In late 2018, several Care Providers Oklahoma members took stock of Oklahoma’s Medicaid landscape and had a realization: the status quo could not sustain a healthy skilled nursing home profession, even in the short term. With some of the lowest Medicaid reimbursement rates in the nation, the average Oklahoma facility was losing over $300,000 annually in unreimbursed Medicaid expenses and over one-third of all facilities were in danger of closing.
“Our owners decided something had to give,” said Care Providers Oklahoma CEO Nico Gomez. “Our directive was to swing for a home run because a base hit was not going to get us back into the game.”
The “homerun hitter,” it was decided, would need to be a new organization that represented a broader coalition than just nursing home administrators and staff. That new organization was formed and named the Oklahoma Health Action Network, or OHAN. The role of OHAN, beginning in late 2018 and continuing throughout the 2019 session, was to find and engage tens of thousands of Oklahoma voters and encourage them to contact their legislators in favor of significant funding increases tied to quality improvement measures at nursing homes.
OHAN found those voters online – through highly targeted Google and Facebook ads – with tremendous success. By the end of the 2019 legislative session, over 30,000 Oklahomans had sent over 60,000 emails to their state representatives and senators on behalf of Oklahoma nursing homes. At the same time, OHAN also worked to tell the stories of the men and women who stood to benefit most from these changes: nursing home residents.
“These were the real-life stories of men and women who had survived the Dust Bowl, raised kids, served our country, and still had a lot of life to live,” said Gomez. “We were asking voters and legislators the question, ‘are they worth it?’ Are these men and women in the Greatest Generation worth the resources required to give them a good quality of life?
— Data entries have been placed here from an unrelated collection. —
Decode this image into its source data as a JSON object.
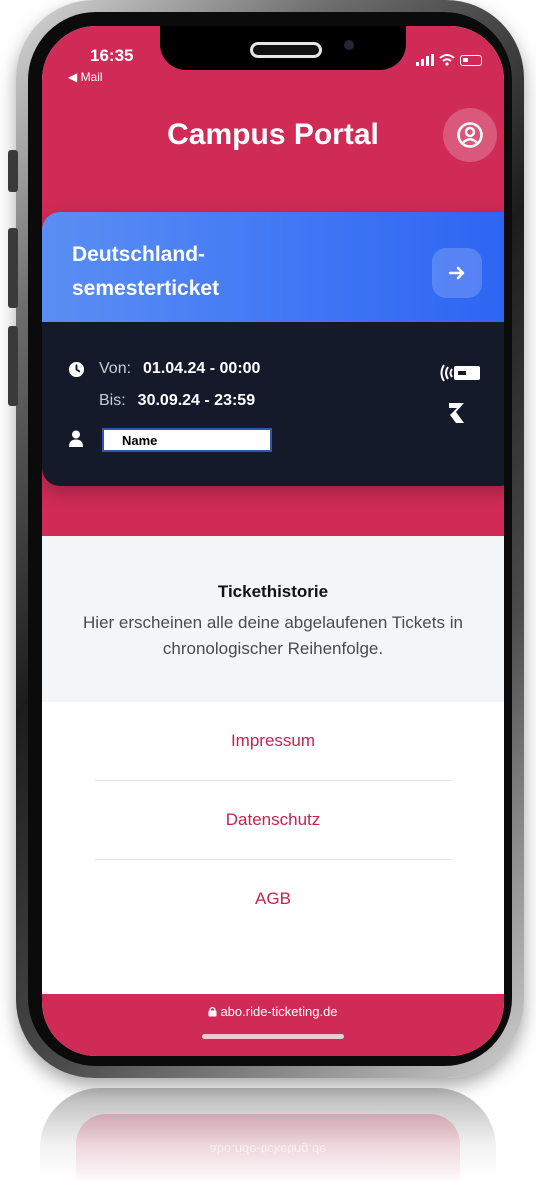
{
  "status": {
    "time": "16:35",
    "back_label": "◀ Mail"
  },
  "header": {
    "title": "Campus Portal",
    "profile_icon": "user-circle-icon"
  },
  "ticket": {
    "title_line1": "Deutschland-",
    "title_line2": "semesterticket",
    "from_label": "Von:",
    "from_value": "01.04.24 - 00:00",
    "to_label": "Bis:",
    "to_value": "30.09.24 - 23:59",
    "name": "Name",
    "head_color": "#3f77f5",
    "body_color": "#151a2b"
  },
  "history": {
    "title": "Tickethistorie",
    "description": "Hier erscheinen alle deine abgelaufenen Tickets in chronologischer Reihenfolge."
  },
  "links": [
    "Impressum",
    "Datenschutz",
    "AGB"
  ],
  "footer": {
    "url": "abo.ride-ticketing.de"
  },
  "colors": {
    "brand": "#d02b56",
    "link": "#c4244f"
  }
}
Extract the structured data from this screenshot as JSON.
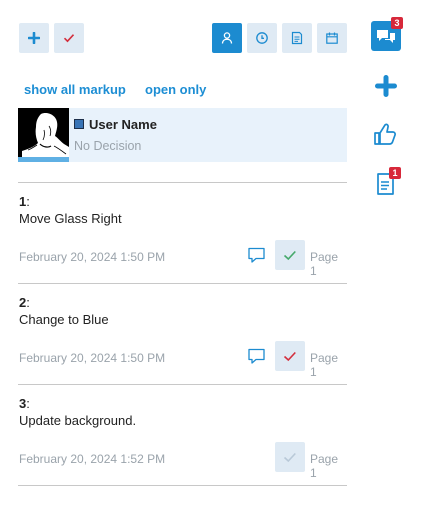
{
  "colors": {
    "accent": "#1c8bd0",
    "button_bg": "#dfeaf4",
    "badge": "#d7283a",
    "check_red": "#d32f3d",
    "check_green": "#46a96b"
  },
  "links": {
    "show_all": "show all markup",
    "open_only": "open only"
  },
  "user": {
    "name": "User Name",
    "status": "No Decision",
    "swatch_color": "#3874b6"
  },
  "items": [
    {
      "number": "1",
      "sep": ":",
      "title": "Move Glass Right",
      "date": "February 20, 2024 1:50 PM",
      "page": "Page 1",
      "has_comment": true,
      "check_state": "green"
    },
    {
      "number": "2",
      "sep": ":",
      "title": "Change to Blue",
      "date": "February 20, 2024 1:50 PM",
      "page": "Page 1",
      "has_comment": true,
      "check_state": "red"
    },
    {
      "number": "3",
      "sep": ":",
      "title": "Update background.",
      "date": "February 20, 2024 1:52 PM",
      "page": "Page 1",
      "has_comment": false,
      "check_state": "pending"
    }
  ],
  "rail": {
    "comments_badge": "3",
    "markup_badge": "1"
  }
}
The answer we got was a resounding ‘yes.”
While OHAN pursued an aggressive digital advocacy campaign, the Care Providers Oklahoma Board and staff (as well as its longtime lobbying firm, FKG Consulting) worked to build bridges with other eldercare organizations. Their efforts led to an unprecedented coalition of advocates that included Care Providers Oklahoma, the AARP, LeadingAge and several other key organizations that brought seniors, eldercare professionals and advocates to the Capitol on a weekly basis to meet with legislators.
Ultimately, their advocacy efforts coalesced around SB 280: The Nursing Home Quality Assurance Initiative. The bill included a series of new quality improvement metrics, training requirements, and a large funding increase: a $23 per day per Medicaid resident boost that translated to over $100 million in annual increased state and federal funding.
Lawmakers, faced with a unified group of eldercare advocates and being contacted daily by dozens of constituents through OHAN’s web portal, voted for the bill almost unanimously. Governor Kevin Stitt signed the bill in May and it will now go into effect on October 1, 2019. It was the homerun swing the skilled nursing community had been waiting for.
“This is a gamechanger for the profession, for our facilities, and most importantly for our residents,” said Gomez. “It’s the largest increase in funding we’ve received in a generation, and it brings a lot of stability to a field of work and care that has faced underfunding for years. Our lawmakers deserve a lot of praise for delivering this win, as do our advocates and our members.”
Pictured above: Madge Herndon, of Plantation Village in Altus, and John Kuhlman, at Grace Living Centers, are two of the seniors interviewed and profiled by Oklahoma Health Action Network. Madge, born in 1914, grew up walking five miles a day to school during the Dust Bowl. John became a pastor after serving in the military. Read their stories at OKHealthActionNetwork.com.